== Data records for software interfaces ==
◆ ◆ ◆ ◆ ◆ ◆ ◆
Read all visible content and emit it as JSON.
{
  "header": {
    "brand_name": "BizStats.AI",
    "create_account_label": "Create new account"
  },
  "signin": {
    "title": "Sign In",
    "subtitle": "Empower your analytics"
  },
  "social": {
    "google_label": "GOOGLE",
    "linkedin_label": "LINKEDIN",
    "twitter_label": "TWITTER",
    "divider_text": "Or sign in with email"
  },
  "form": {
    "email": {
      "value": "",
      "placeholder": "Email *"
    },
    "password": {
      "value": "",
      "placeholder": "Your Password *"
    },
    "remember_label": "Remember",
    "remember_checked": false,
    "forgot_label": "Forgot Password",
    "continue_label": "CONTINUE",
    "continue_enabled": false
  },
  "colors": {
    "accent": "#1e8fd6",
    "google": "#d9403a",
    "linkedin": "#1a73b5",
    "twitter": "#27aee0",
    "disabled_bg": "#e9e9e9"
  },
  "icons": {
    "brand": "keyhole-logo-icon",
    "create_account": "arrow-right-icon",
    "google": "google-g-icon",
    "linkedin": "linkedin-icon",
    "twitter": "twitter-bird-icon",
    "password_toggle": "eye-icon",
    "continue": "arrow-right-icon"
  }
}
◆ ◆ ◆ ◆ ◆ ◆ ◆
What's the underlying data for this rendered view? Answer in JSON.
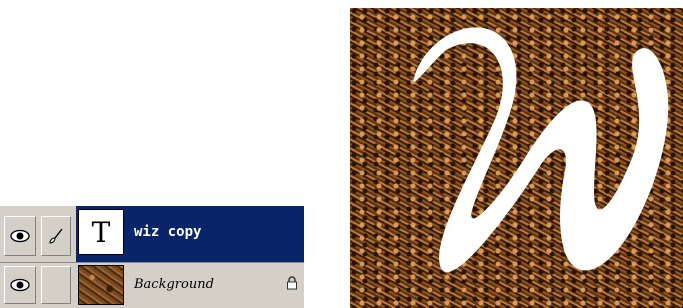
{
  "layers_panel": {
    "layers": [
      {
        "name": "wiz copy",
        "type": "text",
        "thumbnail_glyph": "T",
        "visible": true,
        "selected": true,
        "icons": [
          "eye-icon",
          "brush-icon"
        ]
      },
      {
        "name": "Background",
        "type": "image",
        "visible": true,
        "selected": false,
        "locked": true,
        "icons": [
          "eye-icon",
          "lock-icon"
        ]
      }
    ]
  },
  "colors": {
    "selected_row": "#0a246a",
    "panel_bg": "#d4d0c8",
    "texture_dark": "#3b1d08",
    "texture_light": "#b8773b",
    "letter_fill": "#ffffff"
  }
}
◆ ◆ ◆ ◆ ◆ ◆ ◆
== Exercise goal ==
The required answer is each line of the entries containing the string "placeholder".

== Written solution ==
      "placeholder": "Email *"
      "placeholder": "Your Password *"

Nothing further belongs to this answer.